Artificial intelligence (AI) is proving to be a valuable tool in managing workers’ compensation claims, particularly regarding litigation avoidance.
Applying the technology to workers’ compensation claims can also produce other benefits , including a better understanding of the source of claims, easier selection of a best-in-class medical provider for a claim, and quicker identification of potentially catastrophic claims for early intervention.
As with other technologies, companies that embrace the innovation’s potential earliest are in a position to achieve the greatest benefits because they gain an advantage over competitors.
A Relative Wealth of Data to Be Analyzed
Compared to many other areas of risk, workers’ compensation has the advantage of associated state requirements, which result in the collection of a large amount of data — information that goes beyond simple details of the injury.
On top of using AI to assess that structured data, natural language processing can be applied to regular communications between a claims-adjusting team and an injured worker. Those evaluations can provide significant insights into the employee’s sentiment.
Assessing that sentiment can provide a view into the general rapport between the injured worker and the claims administrator. Such information can be useful in predicting litigation risk. If the sentiment is judged to be negative, there’s a greater risk of litigation; if it’s positive, the risk of litigation is less. Understanding that risk can help guide the employer’s approach to the claim.
Over time, the machine-learning elements built into the AI result in continuous refinement of the models. Each refinement might be small, but they accumulate over time — the longer the models are in place, the more accurate they’re going to be. As the models improve, the value of the data grows, as does the technology’s ability to predict the risks associated with workers’ compensation claims.
Ultimately, being in a position to analyze all the data points available, both structured and unstructured, can help employers better understand injury trends. AI is even helping identify workers’ compensation fraud. Those results, in turn, can reduce loss costs and total cost of risk.
Sorting Out the Pandemic’s Impact
As the COVID-19 pandemic caused many employees to have to work remotely, employers often lost control of the ergonomics of those employees’ workplaces, setting the stage for potential workers’ compensation claims.
While a wave of claims from workers setting up shop on dining room tables or living room couches has yet to emerge, it likely will arrive. As those claims appear, AI is expected to help employers manage the risks.
AI will help employers understand which cases might be serious by predicting the relative complexity of the case based on its attributes. The technology will consider not only diagnostic codes but factors such as where the employee lives in determining whether the claim might present a heightened risk.

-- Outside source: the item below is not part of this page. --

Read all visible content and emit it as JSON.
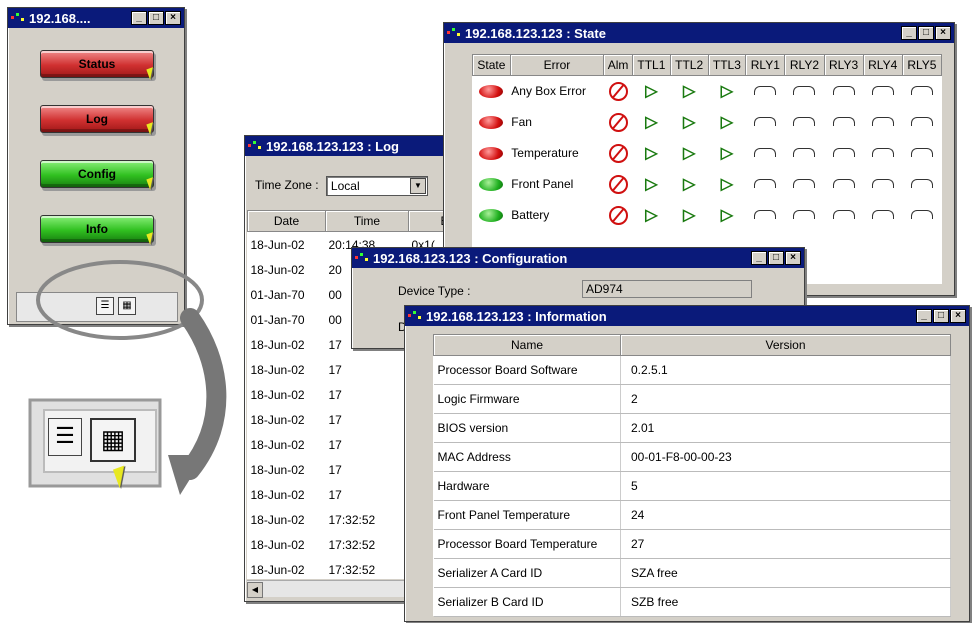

The detailed analysis of those claims will also help employers in regard to loss prevention, allowing them to make informed decisions on how and when to intervene in cases that, left alone, might be of sufficient complexity to produce significant losses.
Loss Control Benefits
Beyond helping reduce litigation, using AI to analyze workers’ compensation claims can also give employers a better understanding of their workers’ compensation risk, information they can use to reduce exposures over time.
An application with built-in “explainability” — features allowing employers to understand the claim attributes and characteristics that the models identify as contributing to heightened risks — provides added value.
Those factors might include the injured employee’s occupation, wage level, age or geography. “Explainability” features will also clarify to the employer how much weight the AI models assign to the different characteristics, as well as the claim’s potential risk for litigation.
Armed with information about factors influencing their litigation risk, employers can start risk-mitigation efforts earlier, perhaps taking a different approach to managing individuals that exhibit higher risk characteristics.
As businesses run the models over time, gaining more and more information about the attributes most common to higher litigation risk, they can develop strategies and processes to help mitigate litigation risks associated with particular types of claims or employee profiles.
Measuring the Performance
To truly understand the benefit the AI application is delivering, performance must be tracked across multiple perspectives. Of course, information on the number of cases the technology determined to be high risk and the number of cases closed successfully without litigation are important leading indicators.
It’s also necessary, though, to examine lagging indicators, such as how the current volume of litigation compares with tomorrow’s — or how yesterday’s volume compares to today’s. One goal, of course, is to constantly reduce the volume of litigation. But it’s essential to connect that metric to total cost and to identify whether the total cost of the workers’ compensation program is decreasing on a normalized basis.
Many of the specific metrics to be tracked will depend on the employer’s specific objectives. Some companies, for example, might have particular objectives about reducing litigation or litigation expenses within certain operating entities. Ultimately, though, the metrics used should support the effort to better manage workers’ compensation claims to reduce total cost of risk.
Technology and Competitive Advantage
As in other areas of business, using technology to address workers’ compensation claims and other risk areas to reduce cost of risk can be a source of competitive advantage.
Businesses that leverage the power of AI in their insurance and risk-management programs can help better control their fixed insurance costs as well as their variable retained loss costs. The applications will only get better over time, increasing the potential benefits.